All this does not appear to be the implementation of a strategy of restraint promoted by, among others, the Quincy coalition, which is considered to gaining an increasing influence on modern American foreign policy
According to Patrick Porter, one of the most significant factors in maintaining continuity with respect to the primacy strategy is the continued dominance of the United States in aggregate military and economic capabilities. The size of the military budget can largely be considered a practical expression.
Realists and restraint advocates have long called for a reduction in military spending. Though it started to rise again under Trump, Biden didn’t change the trajectory and requested $715 billion. This marks a slight increase between administrations.
Of course, when discussing the current state of American foreign policy, one cannot ignore the issue of China. At this point, it is clear that a hawkish consensus is forming with regard to the PRC. An extremely tough approach to China can be fully described as the cornerstone of Trump’s foreign policy.
But has anything changed under Biden? Has he become more restrained? The “restraint coalition” advocates for a policy that “fosters an inclusive, stable order in East Asia designed to manage shared, top-priority challenges such as climate change and pandemics, to promote broad prosperity, and to peacefully resolve disputes.”
It doesn’t seem to be the case at the moment. Military maneuvers in the Taiwan Strait are not a product of such a restrained strategy.
But what is most remarkable is the continuity of Trump’s trade tariffs. As Josh Lederman, Dan De Luce and Mike Memoli note, “Biden’s deputies have not said under what conditions they would lift the tariffs or whether the administration plans to double down on restrictions over intellectual property theft or forced technology transfers.”
Foreign policy hawks (at least in regards to China) argue that this is not enough and that the U.S. should continue to pressure China.

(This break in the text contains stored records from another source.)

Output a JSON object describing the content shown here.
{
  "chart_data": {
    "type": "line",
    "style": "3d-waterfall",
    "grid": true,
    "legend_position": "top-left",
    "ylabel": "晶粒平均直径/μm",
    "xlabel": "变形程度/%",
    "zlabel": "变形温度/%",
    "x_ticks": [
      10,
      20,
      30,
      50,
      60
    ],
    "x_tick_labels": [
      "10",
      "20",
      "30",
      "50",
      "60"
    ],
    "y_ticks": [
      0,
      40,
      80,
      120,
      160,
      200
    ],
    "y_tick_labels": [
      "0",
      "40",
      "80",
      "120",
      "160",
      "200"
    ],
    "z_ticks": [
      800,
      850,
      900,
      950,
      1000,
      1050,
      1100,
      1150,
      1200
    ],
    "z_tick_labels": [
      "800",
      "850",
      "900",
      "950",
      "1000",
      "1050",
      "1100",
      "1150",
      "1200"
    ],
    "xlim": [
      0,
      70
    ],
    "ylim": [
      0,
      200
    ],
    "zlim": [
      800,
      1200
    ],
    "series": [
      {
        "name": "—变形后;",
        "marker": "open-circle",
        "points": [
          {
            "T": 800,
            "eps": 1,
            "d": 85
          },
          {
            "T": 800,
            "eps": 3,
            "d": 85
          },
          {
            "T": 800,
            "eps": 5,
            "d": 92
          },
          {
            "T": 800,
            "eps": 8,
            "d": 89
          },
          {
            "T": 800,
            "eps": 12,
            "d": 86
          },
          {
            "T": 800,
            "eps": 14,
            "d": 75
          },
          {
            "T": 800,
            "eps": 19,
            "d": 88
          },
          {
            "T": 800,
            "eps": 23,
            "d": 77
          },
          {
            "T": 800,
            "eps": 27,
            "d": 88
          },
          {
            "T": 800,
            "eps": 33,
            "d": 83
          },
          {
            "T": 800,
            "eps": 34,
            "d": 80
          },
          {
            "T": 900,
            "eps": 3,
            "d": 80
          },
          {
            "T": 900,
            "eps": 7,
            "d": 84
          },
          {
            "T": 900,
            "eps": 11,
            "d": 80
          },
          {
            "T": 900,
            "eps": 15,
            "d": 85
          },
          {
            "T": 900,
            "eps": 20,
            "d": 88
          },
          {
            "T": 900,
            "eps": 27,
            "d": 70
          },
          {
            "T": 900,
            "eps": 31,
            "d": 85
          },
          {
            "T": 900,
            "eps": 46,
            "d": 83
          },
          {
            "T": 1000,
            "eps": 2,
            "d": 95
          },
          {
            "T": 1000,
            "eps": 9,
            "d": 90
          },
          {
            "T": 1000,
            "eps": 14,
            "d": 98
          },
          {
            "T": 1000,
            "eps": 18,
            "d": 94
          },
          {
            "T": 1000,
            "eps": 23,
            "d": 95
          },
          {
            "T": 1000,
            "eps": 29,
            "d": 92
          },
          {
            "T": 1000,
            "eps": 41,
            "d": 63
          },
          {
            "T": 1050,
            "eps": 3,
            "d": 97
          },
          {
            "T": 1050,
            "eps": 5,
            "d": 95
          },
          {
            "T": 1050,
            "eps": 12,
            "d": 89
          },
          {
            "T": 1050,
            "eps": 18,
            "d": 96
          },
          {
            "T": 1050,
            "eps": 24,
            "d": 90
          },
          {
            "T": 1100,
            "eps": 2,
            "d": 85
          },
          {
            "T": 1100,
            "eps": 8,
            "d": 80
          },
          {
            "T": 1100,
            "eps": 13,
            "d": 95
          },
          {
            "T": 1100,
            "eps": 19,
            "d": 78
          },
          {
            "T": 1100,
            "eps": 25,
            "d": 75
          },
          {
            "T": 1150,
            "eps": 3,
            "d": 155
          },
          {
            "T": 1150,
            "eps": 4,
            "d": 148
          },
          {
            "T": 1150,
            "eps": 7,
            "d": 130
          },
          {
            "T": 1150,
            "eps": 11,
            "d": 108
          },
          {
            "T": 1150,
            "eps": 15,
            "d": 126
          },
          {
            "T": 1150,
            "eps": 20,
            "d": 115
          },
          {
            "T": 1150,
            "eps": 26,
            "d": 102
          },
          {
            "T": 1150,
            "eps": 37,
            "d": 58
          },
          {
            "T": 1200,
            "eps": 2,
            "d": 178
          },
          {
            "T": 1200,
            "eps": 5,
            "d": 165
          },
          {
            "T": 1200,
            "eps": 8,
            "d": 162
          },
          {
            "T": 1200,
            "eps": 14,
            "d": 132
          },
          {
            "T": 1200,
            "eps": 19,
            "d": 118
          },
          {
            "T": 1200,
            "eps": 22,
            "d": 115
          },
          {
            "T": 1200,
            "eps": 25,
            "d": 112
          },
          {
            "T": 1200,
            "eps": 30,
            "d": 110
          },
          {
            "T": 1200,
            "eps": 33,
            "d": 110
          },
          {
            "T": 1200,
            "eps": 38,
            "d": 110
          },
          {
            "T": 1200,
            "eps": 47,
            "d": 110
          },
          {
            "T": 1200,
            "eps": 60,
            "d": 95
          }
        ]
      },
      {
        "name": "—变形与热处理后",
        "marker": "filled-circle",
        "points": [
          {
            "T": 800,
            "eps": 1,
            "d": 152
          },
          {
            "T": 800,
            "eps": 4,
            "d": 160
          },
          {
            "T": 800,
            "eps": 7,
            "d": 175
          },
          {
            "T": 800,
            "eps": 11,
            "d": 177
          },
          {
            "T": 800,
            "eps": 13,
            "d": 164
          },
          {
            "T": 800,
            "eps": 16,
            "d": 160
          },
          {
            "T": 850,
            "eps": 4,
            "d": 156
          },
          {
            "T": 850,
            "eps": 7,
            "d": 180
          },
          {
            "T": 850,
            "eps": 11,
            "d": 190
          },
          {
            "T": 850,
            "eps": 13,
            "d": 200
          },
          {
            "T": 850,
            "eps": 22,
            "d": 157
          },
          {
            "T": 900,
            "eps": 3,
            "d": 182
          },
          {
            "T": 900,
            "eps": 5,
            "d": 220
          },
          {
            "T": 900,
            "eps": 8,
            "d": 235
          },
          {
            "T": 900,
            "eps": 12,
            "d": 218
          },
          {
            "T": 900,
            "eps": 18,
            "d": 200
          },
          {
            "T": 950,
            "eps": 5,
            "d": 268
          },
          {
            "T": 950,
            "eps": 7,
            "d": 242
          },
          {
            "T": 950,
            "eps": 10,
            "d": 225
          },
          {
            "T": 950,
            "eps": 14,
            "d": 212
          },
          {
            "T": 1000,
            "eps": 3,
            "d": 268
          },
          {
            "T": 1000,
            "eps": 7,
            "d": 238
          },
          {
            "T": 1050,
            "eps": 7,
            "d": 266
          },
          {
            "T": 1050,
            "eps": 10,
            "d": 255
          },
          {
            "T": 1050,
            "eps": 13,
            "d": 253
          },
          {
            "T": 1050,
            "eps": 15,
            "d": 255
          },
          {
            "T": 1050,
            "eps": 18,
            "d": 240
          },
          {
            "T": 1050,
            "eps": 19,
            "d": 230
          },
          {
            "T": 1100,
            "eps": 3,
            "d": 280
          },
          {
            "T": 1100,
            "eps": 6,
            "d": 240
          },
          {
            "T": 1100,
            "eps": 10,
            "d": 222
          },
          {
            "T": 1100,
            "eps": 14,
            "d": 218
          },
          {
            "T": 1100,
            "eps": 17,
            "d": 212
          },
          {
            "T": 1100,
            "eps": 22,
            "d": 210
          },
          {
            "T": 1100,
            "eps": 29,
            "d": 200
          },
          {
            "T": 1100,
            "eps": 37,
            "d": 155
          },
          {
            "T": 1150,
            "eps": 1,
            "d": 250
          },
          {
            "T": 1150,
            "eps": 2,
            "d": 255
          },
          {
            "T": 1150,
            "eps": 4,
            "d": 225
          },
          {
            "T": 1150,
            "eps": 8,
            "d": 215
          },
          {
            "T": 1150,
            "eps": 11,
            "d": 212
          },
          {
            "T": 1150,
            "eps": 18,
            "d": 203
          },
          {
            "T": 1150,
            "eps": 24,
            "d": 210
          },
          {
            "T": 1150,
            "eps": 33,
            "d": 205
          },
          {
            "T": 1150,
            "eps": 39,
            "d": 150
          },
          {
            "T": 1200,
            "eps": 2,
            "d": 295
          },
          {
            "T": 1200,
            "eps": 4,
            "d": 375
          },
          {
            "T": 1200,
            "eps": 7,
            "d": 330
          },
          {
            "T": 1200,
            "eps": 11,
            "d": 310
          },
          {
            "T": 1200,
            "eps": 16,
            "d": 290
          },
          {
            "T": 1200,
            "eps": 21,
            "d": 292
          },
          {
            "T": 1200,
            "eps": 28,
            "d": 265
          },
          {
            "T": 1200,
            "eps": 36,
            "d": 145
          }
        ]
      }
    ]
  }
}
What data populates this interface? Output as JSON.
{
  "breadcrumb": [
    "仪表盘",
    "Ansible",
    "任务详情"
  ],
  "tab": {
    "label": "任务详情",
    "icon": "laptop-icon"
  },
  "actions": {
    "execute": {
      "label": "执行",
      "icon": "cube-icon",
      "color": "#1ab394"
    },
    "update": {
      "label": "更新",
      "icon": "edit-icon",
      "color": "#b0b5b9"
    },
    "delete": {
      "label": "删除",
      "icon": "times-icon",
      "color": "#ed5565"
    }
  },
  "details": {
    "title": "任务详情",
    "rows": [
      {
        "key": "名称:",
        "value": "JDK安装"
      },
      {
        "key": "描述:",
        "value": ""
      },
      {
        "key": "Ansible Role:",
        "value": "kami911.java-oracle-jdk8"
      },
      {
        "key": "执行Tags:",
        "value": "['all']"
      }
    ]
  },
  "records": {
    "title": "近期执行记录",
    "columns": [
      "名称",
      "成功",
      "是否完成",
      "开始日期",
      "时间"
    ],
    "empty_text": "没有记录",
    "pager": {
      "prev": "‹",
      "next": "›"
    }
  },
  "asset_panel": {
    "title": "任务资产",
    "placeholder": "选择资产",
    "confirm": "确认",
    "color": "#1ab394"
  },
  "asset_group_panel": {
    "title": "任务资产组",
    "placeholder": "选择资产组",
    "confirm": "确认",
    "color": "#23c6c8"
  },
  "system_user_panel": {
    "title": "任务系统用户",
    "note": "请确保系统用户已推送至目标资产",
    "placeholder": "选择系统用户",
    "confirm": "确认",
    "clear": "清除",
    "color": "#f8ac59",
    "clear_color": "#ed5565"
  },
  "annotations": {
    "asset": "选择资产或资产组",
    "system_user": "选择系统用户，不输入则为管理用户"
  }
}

It may seem sound (even for some realists), though such a strategy doesn’t seem to be an implementation of a more restrained approach, at least because it leads to a classical security dilemma situation.
Moreover, foreign policy has always been elite entertainment, and the establishment must be taken into account since “cadres decide everything.”
Biden’s foreign policy team is full of “blobsters” and status quo representatives. Except for front liners such as Blinken and Sullivan, there are some hidden hawks such as Victoria Nuland (who seems to gain more influence with the nomination of James C. O’Brien to be Head of the Office of Sanctions Coordination), Samantha Power and Kurt Campbell. Biden’s picks do not really match with the names proposed by anti-war groups.
In sum, there is still no real reason to talk about a “takeover” by the restraint coalition. Drezner makes a strong case for the idea that the so-called “Quincy coalition” and its dispersed parts are reminiscent of the neocons back in the Bush days.
“No one at Quincy exercises any real influence over either the Biden administration or GOP members of Congress,” he writes, “their ideas just overlap on occasion.”
Interventionists, of course, will inflate the threat to the liberal world order posed by restraint advocates in order to maintain a consolidated establishment in the face of a cumulative intellectual opponent.
However, it is worth noting that the limits of permissible debate on American grand strategy are slightly changing (with at least the most discredited practices of liberal interventionism being abandoned).
There is not quite a restraint revolution yet, but the winds of change are starting to blow.
Egor Spirin is a guest contributor to the Realist Review. He is pursuing a master’s degree in international relations at the Moscow State Institute of International Relations.